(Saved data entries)
╔══

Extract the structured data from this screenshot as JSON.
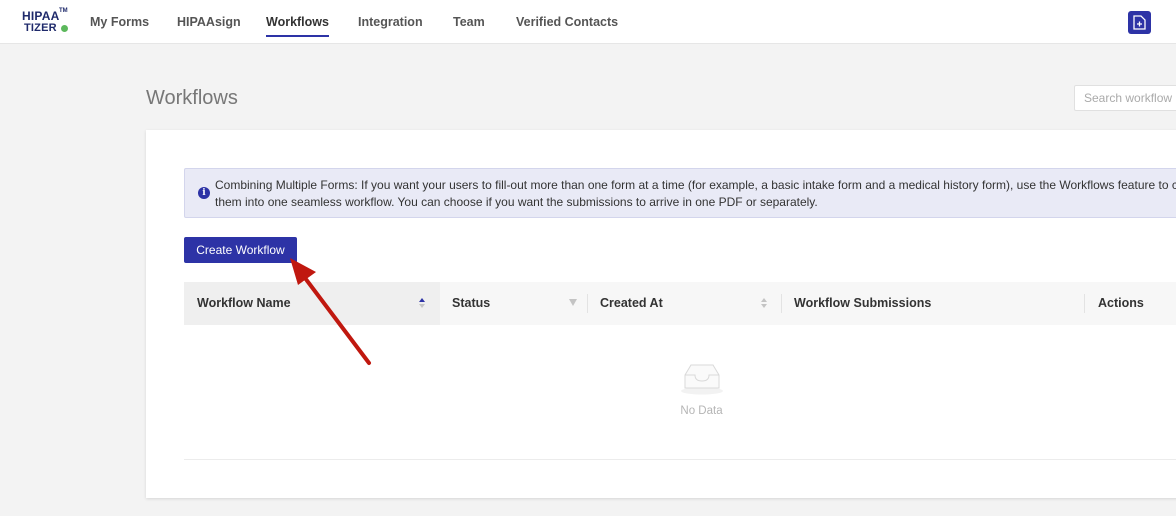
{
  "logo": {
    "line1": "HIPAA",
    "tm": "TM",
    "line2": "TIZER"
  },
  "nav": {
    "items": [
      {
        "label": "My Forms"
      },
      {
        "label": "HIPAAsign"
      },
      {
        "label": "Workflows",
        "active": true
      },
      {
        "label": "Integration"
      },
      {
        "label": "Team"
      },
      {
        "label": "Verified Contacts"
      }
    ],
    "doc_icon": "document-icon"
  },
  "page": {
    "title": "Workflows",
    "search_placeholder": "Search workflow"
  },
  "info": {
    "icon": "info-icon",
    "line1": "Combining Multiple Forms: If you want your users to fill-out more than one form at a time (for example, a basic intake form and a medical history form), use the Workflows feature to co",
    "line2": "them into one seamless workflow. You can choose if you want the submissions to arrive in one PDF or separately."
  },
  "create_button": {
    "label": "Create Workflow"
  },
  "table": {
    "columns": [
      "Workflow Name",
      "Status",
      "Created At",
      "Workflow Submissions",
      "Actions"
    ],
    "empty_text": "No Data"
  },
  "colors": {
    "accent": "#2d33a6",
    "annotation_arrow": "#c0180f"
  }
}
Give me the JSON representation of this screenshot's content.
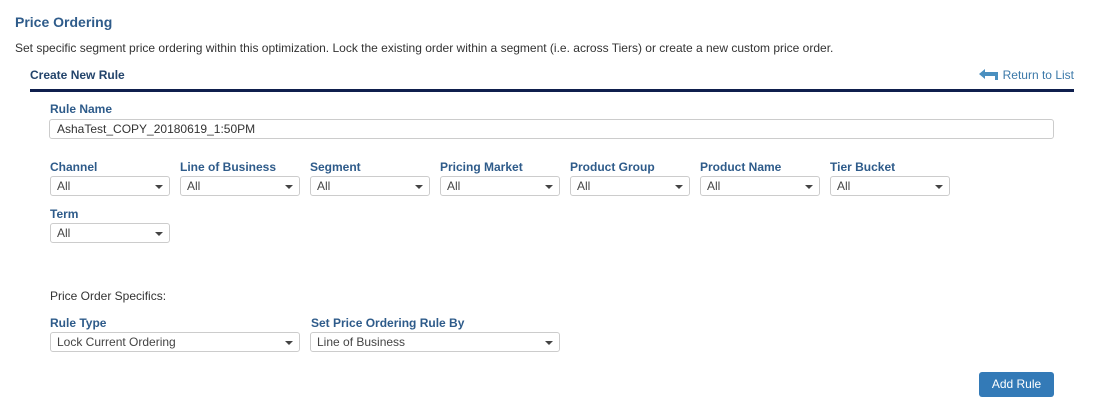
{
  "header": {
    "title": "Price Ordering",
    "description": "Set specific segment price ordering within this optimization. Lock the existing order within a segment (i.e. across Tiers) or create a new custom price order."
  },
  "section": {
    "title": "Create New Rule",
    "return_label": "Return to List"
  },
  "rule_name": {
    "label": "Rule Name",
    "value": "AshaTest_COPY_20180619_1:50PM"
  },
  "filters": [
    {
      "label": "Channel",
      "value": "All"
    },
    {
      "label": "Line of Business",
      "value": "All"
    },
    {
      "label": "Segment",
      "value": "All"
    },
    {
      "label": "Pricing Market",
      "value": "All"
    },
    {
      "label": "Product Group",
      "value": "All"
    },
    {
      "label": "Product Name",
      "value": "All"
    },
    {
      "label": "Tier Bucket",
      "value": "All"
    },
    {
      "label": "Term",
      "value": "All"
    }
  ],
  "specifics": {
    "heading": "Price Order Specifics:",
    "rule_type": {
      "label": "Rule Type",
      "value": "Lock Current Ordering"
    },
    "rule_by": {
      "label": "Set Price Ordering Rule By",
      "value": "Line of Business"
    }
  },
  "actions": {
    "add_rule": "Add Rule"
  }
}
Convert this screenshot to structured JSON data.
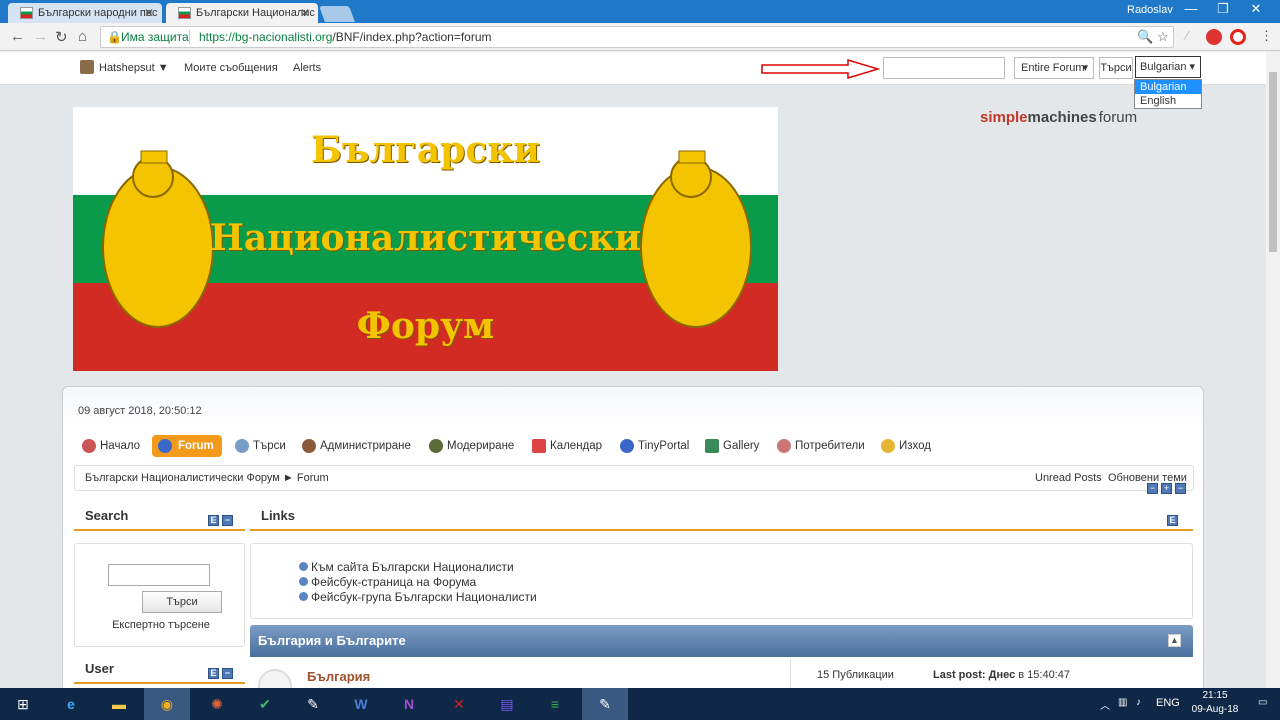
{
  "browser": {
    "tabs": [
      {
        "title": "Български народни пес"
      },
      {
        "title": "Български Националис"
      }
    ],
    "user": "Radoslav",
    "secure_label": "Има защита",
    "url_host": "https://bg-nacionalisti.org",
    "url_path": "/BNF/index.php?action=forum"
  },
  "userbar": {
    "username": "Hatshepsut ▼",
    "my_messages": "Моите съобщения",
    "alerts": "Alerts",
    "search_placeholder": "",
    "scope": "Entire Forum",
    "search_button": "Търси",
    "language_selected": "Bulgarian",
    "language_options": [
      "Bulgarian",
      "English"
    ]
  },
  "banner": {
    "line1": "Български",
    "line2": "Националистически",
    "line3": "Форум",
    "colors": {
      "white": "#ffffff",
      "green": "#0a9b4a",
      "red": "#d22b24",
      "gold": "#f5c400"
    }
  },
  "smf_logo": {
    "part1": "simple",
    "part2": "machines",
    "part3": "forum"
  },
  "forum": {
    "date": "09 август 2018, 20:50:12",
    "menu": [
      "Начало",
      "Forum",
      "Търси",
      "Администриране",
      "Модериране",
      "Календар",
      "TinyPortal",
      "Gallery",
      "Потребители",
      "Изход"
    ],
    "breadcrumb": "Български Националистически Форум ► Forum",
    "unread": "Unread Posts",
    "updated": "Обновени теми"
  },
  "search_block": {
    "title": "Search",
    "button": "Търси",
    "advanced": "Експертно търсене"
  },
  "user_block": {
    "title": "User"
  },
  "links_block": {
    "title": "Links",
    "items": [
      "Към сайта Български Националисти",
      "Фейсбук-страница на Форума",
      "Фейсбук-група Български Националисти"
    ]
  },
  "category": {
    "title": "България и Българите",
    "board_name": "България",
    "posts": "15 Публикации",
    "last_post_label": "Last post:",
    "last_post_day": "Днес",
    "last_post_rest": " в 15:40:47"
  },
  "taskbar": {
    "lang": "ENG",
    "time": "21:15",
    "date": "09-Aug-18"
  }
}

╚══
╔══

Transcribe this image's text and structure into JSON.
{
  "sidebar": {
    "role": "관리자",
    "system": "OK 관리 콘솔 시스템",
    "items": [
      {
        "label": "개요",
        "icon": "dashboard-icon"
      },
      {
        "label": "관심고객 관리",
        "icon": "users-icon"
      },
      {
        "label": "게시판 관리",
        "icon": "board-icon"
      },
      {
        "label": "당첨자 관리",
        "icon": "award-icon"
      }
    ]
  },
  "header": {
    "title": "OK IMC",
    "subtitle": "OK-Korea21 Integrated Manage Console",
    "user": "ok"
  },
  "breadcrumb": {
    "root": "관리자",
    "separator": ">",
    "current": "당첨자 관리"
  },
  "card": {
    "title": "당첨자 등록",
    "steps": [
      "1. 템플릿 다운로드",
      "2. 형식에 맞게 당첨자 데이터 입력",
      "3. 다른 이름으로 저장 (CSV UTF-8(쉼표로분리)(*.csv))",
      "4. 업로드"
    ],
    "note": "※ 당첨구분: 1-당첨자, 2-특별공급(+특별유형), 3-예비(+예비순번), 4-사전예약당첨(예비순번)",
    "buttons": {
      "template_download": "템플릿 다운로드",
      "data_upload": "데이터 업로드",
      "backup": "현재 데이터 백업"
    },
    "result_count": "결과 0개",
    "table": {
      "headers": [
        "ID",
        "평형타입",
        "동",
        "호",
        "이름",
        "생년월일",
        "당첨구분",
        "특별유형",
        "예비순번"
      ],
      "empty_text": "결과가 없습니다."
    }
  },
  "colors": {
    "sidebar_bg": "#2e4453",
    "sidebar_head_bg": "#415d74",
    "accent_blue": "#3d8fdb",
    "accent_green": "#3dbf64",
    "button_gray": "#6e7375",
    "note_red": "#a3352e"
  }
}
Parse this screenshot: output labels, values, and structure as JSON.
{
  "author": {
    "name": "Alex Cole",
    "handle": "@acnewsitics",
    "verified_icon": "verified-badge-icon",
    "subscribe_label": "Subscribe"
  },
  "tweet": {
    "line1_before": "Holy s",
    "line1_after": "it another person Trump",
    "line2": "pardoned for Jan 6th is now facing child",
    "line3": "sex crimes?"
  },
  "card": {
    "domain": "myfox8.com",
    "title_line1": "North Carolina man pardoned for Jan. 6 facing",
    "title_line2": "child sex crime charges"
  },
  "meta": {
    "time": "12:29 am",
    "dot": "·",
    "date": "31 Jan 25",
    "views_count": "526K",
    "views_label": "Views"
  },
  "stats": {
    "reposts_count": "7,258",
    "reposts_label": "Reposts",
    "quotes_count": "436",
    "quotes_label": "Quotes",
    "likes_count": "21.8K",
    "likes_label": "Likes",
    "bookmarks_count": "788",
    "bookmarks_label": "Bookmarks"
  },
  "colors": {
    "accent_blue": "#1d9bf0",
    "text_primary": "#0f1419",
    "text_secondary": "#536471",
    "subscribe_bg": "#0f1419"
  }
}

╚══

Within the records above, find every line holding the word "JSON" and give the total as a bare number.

5